(Dataset records)
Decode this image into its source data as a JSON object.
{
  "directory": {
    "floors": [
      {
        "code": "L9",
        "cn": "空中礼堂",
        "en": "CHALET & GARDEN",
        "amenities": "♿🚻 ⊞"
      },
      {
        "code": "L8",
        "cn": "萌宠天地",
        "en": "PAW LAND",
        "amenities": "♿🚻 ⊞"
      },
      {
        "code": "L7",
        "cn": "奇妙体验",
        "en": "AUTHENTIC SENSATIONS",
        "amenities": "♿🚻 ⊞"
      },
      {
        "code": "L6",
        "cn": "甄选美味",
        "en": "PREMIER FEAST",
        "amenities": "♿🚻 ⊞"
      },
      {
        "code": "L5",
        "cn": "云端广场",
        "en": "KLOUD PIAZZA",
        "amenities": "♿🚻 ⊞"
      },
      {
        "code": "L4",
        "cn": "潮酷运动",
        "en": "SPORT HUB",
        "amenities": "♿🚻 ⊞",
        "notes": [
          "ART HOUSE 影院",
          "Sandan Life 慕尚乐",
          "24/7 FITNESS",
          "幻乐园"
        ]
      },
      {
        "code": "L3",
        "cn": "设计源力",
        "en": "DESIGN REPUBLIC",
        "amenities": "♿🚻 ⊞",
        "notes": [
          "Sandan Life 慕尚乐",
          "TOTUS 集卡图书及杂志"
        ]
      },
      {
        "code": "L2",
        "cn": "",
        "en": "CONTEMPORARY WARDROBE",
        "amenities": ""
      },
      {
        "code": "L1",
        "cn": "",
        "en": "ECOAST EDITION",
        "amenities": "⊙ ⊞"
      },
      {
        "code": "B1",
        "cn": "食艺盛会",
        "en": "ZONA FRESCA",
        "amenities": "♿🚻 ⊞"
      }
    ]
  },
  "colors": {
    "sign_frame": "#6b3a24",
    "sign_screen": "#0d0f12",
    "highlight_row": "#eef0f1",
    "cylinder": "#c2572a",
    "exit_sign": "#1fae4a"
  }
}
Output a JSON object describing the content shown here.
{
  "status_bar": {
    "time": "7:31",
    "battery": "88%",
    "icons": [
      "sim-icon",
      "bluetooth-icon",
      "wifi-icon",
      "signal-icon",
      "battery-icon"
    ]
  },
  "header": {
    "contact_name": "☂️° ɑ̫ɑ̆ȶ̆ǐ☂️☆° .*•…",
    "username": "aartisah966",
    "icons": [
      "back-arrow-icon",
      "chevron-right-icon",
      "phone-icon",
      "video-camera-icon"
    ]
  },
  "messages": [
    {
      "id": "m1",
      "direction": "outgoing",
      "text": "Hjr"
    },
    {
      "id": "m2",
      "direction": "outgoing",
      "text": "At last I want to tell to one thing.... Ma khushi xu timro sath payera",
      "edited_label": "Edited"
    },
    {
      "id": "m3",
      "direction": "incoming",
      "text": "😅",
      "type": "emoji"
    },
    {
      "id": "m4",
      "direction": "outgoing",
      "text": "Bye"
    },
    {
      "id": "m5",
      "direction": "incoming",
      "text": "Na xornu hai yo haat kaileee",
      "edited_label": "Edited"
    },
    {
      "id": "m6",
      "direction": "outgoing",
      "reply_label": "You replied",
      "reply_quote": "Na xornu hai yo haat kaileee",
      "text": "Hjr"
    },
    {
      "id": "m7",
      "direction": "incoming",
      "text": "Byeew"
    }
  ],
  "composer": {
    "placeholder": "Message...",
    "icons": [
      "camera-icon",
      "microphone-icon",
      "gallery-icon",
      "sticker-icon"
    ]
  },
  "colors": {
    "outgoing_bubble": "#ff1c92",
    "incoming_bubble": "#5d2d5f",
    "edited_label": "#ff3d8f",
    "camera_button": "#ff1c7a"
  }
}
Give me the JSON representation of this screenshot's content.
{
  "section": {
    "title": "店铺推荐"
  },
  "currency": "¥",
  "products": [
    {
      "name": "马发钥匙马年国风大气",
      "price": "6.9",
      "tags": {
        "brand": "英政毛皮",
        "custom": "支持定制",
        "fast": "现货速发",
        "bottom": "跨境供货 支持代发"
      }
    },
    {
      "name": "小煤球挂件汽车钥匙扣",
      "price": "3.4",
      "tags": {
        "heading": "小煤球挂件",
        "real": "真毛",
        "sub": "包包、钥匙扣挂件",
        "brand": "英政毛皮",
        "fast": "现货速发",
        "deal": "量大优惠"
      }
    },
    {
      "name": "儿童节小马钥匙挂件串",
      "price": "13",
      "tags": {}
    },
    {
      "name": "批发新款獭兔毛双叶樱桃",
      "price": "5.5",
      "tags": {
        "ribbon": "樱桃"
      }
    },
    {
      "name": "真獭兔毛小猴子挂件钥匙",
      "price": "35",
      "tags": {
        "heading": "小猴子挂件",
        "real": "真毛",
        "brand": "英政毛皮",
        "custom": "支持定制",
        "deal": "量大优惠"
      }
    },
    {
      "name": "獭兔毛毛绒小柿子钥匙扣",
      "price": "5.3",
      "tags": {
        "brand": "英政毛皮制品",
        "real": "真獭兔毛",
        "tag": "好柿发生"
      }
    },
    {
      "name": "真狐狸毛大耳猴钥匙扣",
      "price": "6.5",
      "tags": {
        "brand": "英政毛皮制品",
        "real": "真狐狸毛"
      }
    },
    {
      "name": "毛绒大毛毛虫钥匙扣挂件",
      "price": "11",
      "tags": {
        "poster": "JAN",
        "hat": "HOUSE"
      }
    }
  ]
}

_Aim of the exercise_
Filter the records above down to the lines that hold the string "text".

_Written response_
      "text": "Hjr"
      "text": "At last I want to tell to one thing.... Ma khushi xu timro sath payera",
      "text": "😅",
      "text": "Bye"
      "text": "Na xornu hai yo haat kaileee",
      "text": "Hjr"
      "text": "Byeew"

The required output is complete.